=== Section Start ===
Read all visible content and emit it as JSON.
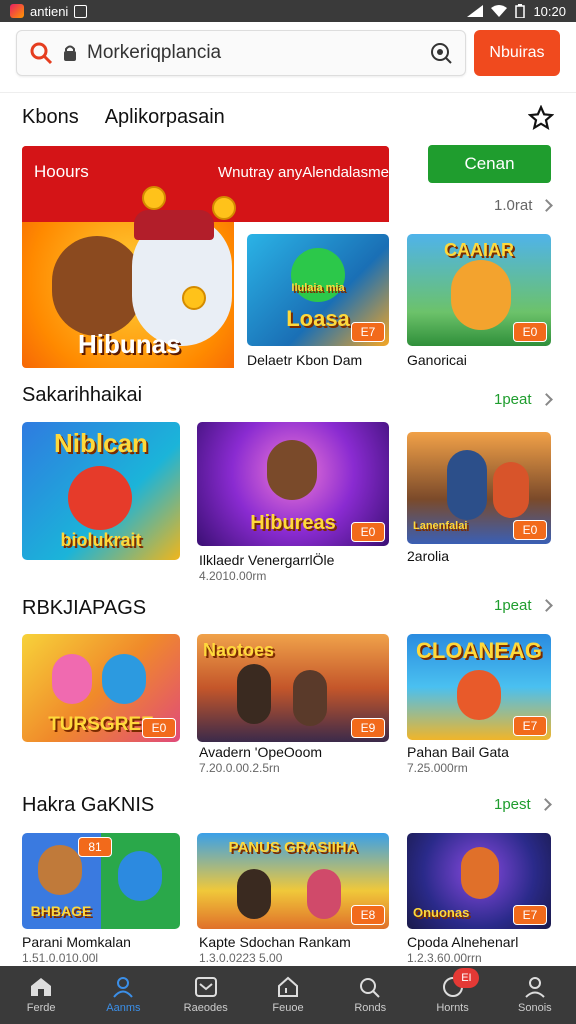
{
  "status_bar": {
    "app_name": "antieni",
    "time": "10:20"
  },
  "search": {
    "value": "Morkeriqplancia",
    "button_label": "Nbuiras"
  },
  "tabs": [
    {
      "label": "Kbons"
    },
    {
      "label": "Aplikorpasain"
    }
  ],
  "hero": {
    "cta": "Hoours",
    "tagline": "Wnutray anyAlendalasmes",
    "title": "Hibunas"
  },
  "cta_button": "Cenan",
  "featured": {
    "more_label": "1.0rat",
    "items": [
      {
        "art_title": "Loasa",
        "art_sub": "Ilulaia mia",
        "badge": "E7",
        "caption": "Delaetr Kbon Dam"
      },
      {
        "art_title": "CAAIAR",
        "badge": "E0",
        "caption": "Ganoricai"
      }
    ]
  },
  "sections": [
    {
      "title": "Sakarihhaikai",
      "more_label": "1peat",
      "items": [
        {
          "art_title": "Niblcan",
          "art_sub": "biolukrait",
          "caption": "",
          "sub": ""
        },
        {
          "art_title": "Hibureas",
          "badge": "E0",
          "caption": "Ilklaedr VenergarrlÖle",
          "sub": "4.2010.00rm"
        },
        {
          "art_title": "Lanenfalai",
          "badge": "E0",
          "caption": "2arolia",
          "sub": ""
        }
      ]
    },
    {
      "title": "RBKJIAPAGS",
      "more_label": "1peat",
      "items": [
        {
          "art_title": "TURSGREE",
          "badge": "E0",
          "caption": "",
          "sub": ""
        },
        {
          "art_title": "Naotoes",
          "badge": "E9",
          "caption": "Avadern 'OpeOoom",
          "sub": "7.20.0.00.2.5rn"
        },
        {
          "art_title": "CLOANEAG",
          "badge": "E7",
          "caption": "Pahan Bail Gata",
          "sub": "7.25.000rm"
        }
      ]
    },
    {
      "title": "Hakra GaKNIS",
      "more_label": "1pest",
      "items": [
        {
          "art_title": "BHBAGE",
          "badge": "81",
          "caption": "Parani Momkalan",
          "sub": "1.51.0.010.00l"
        },
        {
          "art_title": "PANUS GRASIIHA",
          "badge": "E8",
          "caption": "Kapte Sdochan Rankam",
          "sub": "1.3.0.0223 5.00"
        },
        {
          "art_title": "Onuonas",
          "badge": "E7",
          "caption": "Cpoda Alnehenarl",
          "sub": "1.2.3.60.00rrn"
        }
      ]
    }
  ],
  "nav": [
    {
      "label": "Ferde",
      "icon": "home-icon"
    },
    {
      "label": "Aanms",
      "icon": "person-icon"
    },
    {
      "label": "Raeodes",
      "icon": "inbox-icon"
    },
    {
      "label": "Feuoe",
      "icon": "home-outline-icon"
    },
    {
      "label": "Ronds",
      "icon": "search-icon"
    },
    {
      "label": "Hornts",
      "icon": "chat-icon",
      "badge": "EI"
    },
    {
      "label": "Sonois",
      "icon": "profile-icon"
    }
  ],
  "colors": {
    "accent_orange": "#f04a1e",
    "accent_green": "#1f9d2e",
    "nav_active": "#3b8fe8",
    "badge_orange": "#f26a1b"
  }
}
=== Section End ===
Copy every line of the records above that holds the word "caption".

_Completed task_:
        "caption": "Delaetr Kbon Dam"
        "caption": "Ganoricai"
          "caption": "",
          "caption": "Ilklaedr VenergarrlÖle",
          "caption": "2arolia",
          "caption": "",
          "caption": "Avadern 'OpeOoom",
          "caption": "Pahan Bail Gata",
          "caption": "Parani Momkalan",
          "caption": "Kapte Sdochan Rankam",
          "caption": "Cpoda Alnehenarl",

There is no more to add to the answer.